Dataset rows describing interfaces
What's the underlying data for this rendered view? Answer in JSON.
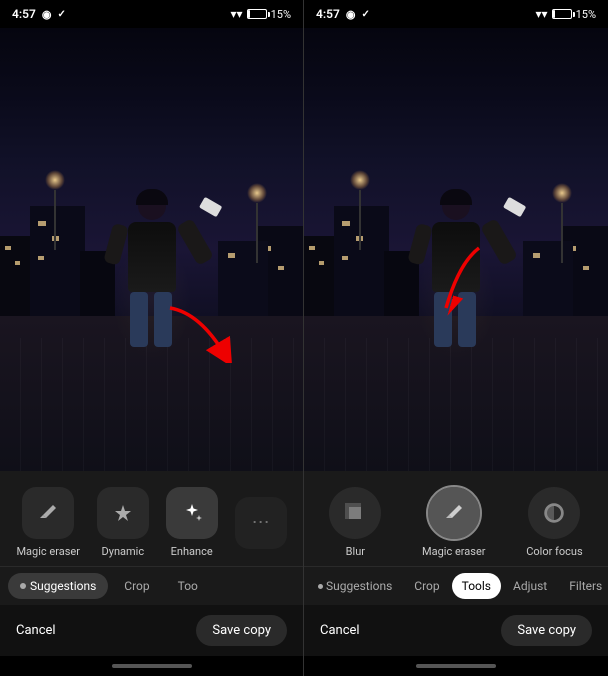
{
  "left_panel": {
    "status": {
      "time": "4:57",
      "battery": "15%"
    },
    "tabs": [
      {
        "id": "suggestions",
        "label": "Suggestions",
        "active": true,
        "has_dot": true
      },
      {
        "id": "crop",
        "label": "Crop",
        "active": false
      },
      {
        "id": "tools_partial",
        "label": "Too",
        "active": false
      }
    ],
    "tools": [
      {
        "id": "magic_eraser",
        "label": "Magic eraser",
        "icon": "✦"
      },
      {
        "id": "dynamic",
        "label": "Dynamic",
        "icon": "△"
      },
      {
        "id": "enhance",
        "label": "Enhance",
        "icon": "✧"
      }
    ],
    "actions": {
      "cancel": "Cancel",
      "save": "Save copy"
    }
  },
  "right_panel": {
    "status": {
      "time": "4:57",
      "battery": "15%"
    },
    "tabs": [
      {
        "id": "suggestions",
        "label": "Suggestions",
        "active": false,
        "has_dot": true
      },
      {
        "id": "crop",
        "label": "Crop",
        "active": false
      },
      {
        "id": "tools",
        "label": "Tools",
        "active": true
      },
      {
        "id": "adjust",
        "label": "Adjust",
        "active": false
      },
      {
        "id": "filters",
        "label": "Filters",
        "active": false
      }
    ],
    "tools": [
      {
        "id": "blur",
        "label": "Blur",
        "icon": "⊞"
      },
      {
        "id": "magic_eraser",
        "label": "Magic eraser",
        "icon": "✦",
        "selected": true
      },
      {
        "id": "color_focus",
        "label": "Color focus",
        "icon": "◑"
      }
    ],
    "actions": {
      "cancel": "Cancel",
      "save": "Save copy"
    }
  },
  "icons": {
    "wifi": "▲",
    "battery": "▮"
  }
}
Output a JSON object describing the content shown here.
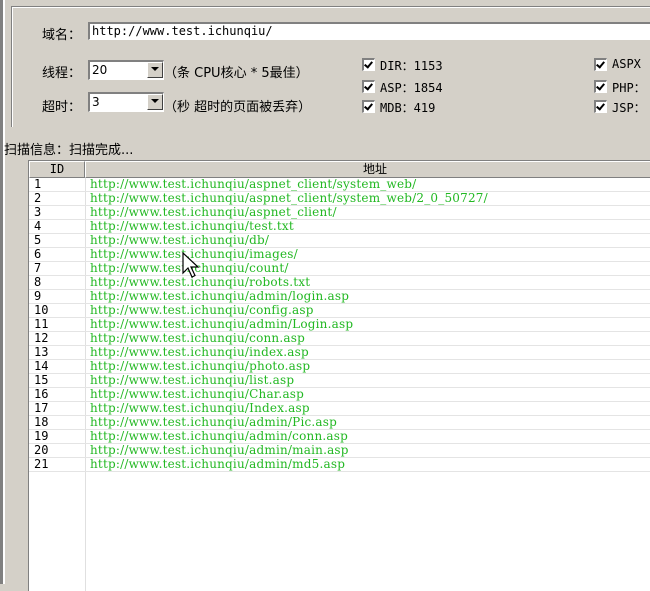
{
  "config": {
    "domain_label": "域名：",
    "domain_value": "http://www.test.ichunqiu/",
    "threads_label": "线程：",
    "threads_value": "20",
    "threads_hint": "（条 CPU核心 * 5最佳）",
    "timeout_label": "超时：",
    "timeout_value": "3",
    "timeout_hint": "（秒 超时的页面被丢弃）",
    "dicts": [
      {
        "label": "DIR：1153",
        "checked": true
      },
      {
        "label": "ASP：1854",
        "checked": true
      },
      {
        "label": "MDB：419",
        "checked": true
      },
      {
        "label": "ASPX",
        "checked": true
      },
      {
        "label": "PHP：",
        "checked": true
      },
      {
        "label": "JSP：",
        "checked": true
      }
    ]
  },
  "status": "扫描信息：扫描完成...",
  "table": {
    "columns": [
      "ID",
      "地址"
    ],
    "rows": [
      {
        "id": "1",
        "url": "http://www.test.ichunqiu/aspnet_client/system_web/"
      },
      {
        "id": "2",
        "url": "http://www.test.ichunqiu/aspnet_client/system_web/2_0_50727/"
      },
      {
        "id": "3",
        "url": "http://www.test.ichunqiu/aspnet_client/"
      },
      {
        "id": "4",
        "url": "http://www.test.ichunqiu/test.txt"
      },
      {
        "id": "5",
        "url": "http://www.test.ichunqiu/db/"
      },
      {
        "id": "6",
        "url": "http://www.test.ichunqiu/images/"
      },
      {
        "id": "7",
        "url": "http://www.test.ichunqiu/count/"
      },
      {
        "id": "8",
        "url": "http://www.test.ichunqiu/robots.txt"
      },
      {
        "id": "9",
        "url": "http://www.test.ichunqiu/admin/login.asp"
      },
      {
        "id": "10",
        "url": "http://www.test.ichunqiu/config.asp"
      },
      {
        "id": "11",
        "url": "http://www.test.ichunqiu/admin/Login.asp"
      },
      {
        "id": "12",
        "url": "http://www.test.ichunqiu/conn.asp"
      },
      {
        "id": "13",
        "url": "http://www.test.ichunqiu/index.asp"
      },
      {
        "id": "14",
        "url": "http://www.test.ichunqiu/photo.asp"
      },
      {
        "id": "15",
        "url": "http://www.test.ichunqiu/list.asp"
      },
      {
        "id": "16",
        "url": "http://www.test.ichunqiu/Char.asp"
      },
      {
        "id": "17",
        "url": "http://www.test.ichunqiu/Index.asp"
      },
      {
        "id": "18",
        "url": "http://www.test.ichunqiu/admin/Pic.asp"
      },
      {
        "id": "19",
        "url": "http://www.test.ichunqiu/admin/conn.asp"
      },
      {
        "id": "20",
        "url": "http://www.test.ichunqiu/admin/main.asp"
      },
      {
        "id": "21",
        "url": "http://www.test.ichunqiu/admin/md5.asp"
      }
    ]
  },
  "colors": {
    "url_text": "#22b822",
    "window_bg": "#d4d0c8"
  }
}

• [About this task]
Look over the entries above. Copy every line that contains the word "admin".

• [Written reply]
        "url": "http://www.test.ichunqiu/admin/login.asp"
        "url": "http://www.test.ichunqiu/admin/Login.asp"
        "url": "http://www.test.ichunqiu/admin/Pic.asp"
        "url": "http://www.test.ichunqiu/admin/conn.asp"
        "url": "http://www.test.ichunqiu/admin/main.asp"
        "url": "http://www.test.ichunqiu/admin/md5.asp"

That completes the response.